The Court also holds that Mr. Moss faces a procedural hurdle because he did not raise his Apprendi claim on direct appeal. The government relies on the rule stated in Bousley v. United States, 523 U.S. 614, 621-22, 118 S.Ct. 1604, 140 L.Ed.2d 828 (1998) (quoted cases omitted), that collateral review
is an extraordinary remedy and `will not be allowed to do service for an appeal.' . . . Where a defendant has procedurally defaulted a claim by failing to raise it on direct review, the claim may be raised in habeas only if the defendant can first demonstrate either `cause' and actual `prejudice,' or that he is `actually innocent.'
I believe that this is an instance where a claim's legal basis was "not reasonably available to counsel," thereby establishing cause for failing to raise it on direct appeal. Reed v. Ross, 468 U.S. 1, 16, 104 S.Ct. 2901, 82 L.Ed.2d 1 (1984), quoted in Bousley, 523 U.S. at 622, 118 S.Ct. 1604. As explained by the Court in Reed v. Ross, such "cause" arises where a new constitutional rule overturns "a longstanding and widespread practice to which this Court has not spoken, but which a near-unanimous body of lower court authority has expressly approved." Id. at 17, 104 S.Ct. 2901 (quoting United States v. Johnson, 457 U.S. 537, 551, 102 S.Ct. 2579, 73 L.Ed.2d 202 (1982)). This is precisely the situation before us.
The rule announced in Apprendi was a departure from long accepted procedures. The dissenting opinion characterizes the holding as follows:
In its opinion, the Court marshals virtually no authority to support its extraordinary rule. Indeed, it is remarkable that the Court cannot identify a single instance, in the over 200 years since the ratification of the Bill of Rights, that our Court has applied, as a constitutional requirement, the rule it announces today.
120 S.Ct. at 2381. With this in mind, it cannot be fairly argued that an Apprendi claim was "reasonably available" to counsel at the time of Mr. Moss's appeal.

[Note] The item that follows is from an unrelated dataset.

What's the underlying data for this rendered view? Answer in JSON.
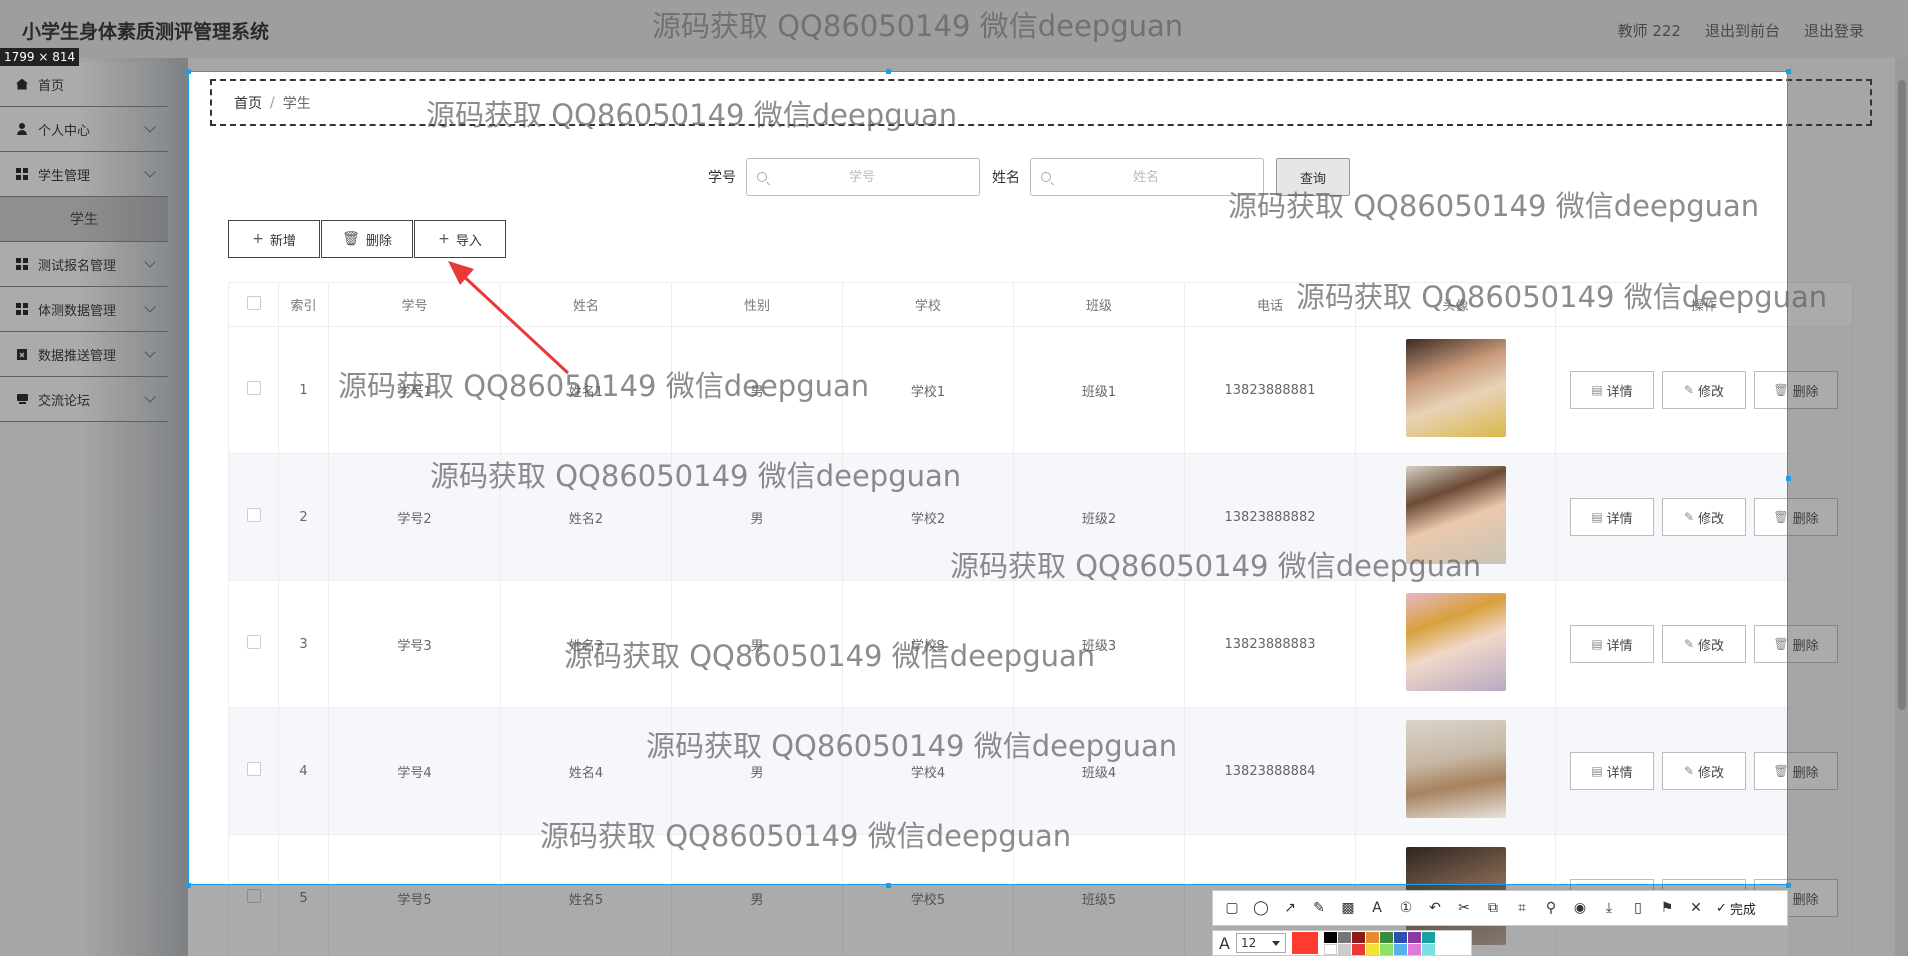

Thus the failure to raise the Apprendi claim on direct appeal is excusable. Our Court today, citing other courts of appeals, questions the vitality of Reed, but the Supreme Court itself has reaffirmed Reed as recently as 1998. Bousley, supra, 523 U.S. at 622, 118 S.Ct. 1604. In Reed, the novelty of a claim was held to excuse a lawyer's failure to raise it on direct appeal. It is ironic that the claim thus preserved from procedural default was a claim under Winship and Mullaney that a criminal defendant had been deprived of due process by an instruction that failed to require the prosecution to bear the burden of persuasion with respect to each element of a crime.